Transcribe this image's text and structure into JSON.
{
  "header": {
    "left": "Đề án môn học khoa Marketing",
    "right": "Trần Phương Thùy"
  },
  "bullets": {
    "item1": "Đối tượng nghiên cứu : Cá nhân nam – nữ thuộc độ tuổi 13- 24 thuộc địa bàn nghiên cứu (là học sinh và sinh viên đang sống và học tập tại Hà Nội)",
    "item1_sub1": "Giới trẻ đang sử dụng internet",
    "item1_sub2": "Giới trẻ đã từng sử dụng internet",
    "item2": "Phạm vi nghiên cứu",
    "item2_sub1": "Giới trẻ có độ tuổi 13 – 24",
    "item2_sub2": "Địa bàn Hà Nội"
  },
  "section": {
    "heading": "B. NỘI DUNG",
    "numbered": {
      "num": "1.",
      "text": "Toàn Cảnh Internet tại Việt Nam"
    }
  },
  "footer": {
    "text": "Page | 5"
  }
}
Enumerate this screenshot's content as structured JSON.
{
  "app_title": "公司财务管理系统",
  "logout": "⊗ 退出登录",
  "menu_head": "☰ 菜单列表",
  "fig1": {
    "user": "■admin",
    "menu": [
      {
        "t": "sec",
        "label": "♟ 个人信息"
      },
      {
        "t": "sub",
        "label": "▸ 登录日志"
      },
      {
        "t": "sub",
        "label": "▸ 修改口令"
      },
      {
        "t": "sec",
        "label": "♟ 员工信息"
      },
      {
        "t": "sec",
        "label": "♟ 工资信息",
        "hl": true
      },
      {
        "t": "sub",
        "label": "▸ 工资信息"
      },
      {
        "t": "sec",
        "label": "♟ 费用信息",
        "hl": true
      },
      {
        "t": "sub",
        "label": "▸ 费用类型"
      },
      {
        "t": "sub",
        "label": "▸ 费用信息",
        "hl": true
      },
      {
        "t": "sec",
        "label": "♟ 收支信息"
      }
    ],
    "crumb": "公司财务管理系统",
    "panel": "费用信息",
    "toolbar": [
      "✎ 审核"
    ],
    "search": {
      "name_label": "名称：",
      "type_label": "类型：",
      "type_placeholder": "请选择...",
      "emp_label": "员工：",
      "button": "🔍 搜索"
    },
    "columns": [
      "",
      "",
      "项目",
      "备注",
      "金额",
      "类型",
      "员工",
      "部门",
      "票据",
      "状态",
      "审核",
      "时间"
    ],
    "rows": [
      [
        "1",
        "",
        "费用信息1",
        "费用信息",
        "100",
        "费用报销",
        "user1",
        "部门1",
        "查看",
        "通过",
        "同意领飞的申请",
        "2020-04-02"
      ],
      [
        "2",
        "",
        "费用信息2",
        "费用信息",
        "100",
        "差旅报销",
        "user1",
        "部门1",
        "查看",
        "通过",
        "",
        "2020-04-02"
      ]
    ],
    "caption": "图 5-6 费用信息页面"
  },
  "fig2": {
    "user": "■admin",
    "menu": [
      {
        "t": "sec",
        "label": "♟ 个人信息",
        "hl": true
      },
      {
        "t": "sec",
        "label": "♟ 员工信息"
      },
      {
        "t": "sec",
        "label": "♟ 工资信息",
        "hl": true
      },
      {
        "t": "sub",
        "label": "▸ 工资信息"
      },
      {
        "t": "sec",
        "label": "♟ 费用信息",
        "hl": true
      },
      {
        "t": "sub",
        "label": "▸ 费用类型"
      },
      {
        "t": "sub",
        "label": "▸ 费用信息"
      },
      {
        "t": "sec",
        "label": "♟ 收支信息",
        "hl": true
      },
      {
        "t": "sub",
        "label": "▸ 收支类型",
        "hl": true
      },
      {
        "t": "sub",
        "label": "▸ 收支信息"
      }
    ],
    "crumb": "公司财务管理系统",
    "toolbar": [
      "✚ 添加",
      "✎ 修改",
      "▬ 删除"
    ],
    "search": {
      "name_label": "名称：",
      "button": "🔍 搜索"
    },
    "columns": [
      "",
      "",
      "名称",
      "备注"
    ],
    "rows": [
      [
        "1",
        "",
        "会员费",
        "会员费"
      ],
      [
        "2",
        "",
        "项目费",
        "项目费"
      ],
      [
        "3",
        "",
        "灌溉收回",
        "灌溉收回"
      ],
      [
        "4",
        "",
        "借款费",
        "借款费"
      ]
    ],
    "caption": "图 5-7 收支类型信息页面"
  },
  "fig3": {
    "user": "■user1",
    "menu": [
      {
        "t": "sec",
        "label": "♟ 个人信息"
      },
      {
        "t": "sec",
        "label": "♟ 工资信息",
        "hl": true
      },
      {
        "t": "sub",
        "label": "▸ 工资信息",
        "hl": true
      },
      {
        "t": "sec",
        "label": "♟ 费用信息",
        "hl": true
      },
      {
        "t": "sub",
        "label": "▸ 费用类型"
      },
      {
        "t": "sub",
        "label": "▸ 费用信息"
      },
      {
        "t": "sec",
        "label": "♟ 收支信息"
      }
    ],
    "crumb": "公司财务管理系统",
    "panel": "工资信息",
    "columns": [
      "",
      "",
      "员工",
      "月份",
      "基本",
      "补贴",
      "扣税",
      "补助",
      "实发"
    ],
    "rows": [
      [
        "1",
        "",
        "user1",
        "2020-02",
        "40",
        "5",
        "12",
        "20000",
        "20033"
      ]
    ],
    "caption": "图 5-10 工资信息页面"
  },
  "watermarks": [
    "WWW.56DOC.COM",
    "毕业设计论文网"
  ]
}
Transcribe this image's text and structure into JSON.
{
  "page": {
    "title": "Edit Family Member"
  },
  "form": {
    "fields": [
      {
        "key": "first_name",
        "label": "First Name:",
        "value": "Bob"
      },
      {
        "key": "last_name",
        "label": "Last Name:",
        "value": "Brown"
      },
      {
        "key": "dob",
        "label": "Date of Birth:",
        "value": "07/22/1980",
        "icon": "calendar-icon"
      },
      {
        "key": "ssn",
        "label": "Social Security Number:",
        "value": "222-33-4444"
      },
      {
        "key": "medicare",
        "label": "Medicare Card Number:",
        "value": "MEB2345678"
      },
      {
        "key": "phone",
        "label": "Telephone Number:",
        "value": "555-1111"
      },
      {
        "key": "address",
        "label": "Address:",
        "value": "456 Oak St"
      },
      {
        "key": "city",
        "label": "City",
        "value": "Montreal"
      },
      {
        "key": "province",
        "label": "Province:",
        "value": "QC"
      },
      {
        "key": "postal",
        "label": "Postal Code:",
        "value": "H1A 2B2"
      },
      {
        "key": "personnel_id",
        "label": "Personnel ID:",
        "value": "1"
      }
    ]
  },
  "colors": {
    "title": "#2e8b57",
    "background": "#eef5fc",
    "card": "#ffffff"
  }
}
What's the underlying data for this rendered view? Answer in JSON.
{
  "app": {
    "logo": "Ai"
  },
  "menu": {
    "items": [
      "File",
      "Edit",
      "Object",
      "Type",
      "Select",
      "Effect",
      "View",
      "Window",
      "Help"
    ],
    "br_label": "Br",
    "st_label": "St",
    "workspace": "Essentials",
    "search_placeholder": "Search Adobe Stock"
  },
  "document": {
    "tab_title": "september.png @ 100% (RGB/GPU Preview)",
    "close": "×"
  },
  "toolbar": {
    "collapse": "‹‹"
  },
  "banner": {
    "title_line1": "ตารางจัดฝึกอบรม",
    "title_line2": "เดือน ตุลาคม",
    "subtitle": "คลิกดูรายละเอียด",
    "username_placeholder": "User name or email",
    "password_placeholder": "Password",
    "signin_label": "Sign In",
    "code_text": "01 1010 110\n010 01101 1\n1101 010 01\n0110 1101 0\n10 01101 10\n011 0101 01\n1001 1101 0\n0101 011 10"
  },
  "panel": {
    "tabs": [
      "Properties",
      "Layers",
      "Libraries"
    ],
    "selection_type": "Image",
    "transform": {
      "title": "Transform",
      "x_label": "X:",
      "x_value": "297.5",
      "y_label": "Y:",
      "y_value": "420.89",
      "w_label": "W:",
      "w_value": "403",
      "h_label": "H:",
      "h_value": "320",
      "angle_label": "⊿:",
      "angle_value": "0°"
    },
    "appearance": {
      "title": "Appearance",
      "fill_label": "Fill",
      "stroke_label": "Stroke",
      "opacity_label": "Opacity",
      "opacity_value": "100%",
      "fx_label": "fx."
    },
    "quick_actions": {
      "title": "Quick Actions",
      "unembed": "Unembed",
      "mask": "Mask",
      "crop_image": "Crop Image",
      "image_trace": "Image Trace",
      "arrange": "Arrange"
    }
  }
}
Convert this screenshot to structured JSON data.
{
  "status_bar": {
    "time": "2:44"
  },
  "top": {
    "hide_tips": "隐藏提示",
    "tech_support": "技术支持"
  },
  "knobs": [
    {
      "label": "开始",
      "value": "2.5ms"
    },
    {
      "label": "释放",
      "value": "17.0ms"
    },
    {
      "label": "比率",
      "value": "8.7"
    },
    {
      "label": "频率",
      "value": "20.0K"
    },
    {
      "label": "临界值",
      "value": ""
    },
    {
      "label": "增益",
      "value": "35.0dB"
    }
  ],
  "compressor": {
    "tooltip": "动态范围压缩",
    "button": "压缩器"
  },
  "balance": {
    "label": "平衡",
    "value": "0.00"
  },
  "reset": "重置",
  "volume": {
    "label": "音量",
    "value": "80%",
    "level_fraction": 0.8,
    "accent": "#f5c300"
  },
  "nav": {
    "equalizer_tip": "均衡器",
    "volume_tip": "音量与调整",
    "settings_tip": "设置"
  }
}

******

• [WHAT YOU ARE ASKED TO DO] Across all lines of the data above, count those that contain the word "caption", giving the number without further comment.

• [THE ANSWER] 3